If the international norms and standards to which OSCE participating States have committed themselves are not met, the High Commissioner will ask the Government concerned to change its policy, reminding it that stability and conflict prevention are as a rule best served by ensuring full rights to the persons belonging to a minority. In doing so, the HCNM will act with strict impartiality.
The condition of confidentiality – which means that the HCNM acts through quiet diplomacy – serves more than one purpose. It was meant to reconcile the need to establish such an office in the first place with the importance of avoiding any possible escalation that might be caused by the High Commissioner’s involvement.
Often parties directly involved feel they can be more co-operative and forthcoming if they know that the discussions will not be revealed to the outside world. Conversely, parties may make much stronger statements in public than in confidential conversations, from the presumption that they should be seen to be maintaining a strong position or that they should try to exploit outside attention.
On the other hand, the High Commissioner recognizes the need for participating States to be informed about his/her activities. He/she regularly briefs the Permanent Council, both formally and informally, and if the HCNM submits recommendations to a government, he/she will subsequently discuss them with the Permanent Council.
The mandate does not contain a description or definition of what constitutes a national minority. Indeed, there is no clear-cut definition, either in the OSCE or elsewhere. The High Commissioner cannot pretend to improve on the work of the many experts who over the years have been unable to agree on the definition of the term “minority”.
However, in this connection, it is useful to recall the 1990 Copenhagen Document, a text of fundamental importance to minority issues within the OSCE. It states that “to belong to a national minority is a matter of a person’s individual choice.” The existence of a minority does not depend on a decision by the State, determined by objective criteria such as language, ethnicity or religion, but on self-identification. It depends on the will and decision of those individuals who collectively see themselves as different to the majority, on a sense of belonging to the group and a commitment to the preservation of the identity of the group.
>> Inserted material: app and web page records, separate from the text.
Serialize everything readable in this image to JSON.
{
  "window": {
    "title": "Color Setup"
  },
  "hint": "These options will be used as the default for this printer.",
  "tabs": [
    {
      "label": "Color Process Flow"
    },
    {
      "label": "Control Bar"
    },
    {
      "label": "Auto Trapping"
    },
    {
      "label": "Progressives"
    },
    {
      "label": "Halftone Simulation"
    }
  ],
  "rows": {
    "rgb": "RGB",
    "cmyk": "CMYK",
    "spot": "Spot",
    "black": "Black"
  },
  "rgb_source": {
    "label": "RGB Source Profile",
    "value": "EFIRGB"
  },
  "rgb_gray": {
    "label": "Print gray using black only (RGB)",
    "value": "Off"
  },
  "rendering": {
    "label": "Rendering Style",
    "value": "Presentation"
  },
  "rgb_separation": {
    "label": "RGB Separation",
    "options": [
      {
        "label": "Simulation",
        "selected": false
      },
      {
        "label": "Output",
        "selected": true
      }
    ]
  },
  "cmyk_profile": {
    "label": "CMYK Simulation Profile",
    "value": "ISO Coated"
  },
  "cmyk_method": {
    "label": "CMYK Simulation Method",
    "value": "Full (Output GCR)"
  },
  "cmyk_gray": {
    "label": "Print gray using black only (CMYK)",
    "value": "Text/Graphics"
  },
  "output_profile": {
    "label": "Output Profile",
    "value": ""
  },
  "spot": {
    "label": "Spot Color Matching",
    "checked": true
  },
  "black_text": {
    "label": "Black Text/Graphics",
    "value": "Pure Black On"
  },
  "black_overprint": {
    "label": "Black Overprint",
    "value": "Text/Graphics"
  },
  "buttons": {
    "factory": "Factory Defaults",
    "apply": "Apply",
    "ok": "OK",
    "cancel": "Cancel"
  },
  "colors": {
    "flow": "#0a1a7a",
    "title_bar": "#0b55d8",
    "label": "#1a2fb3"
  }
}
The mandate contains a number of provisions restricting the High Commissioner’s activities.
Explicitly excluded from the High Commissioner’s mandate are individual cases concerning persons belonging to national minorities. With regard to the HCNM’s activities in general, and to the HCNM’s information-gathering and fact-finding activities in particular, the High Commissioner is not allowed to consider national minority issues in situations involving organized acts of terrorism or to communicate with or acknowledge communications from any person or organization that practises or publicly condones terrorism or violence.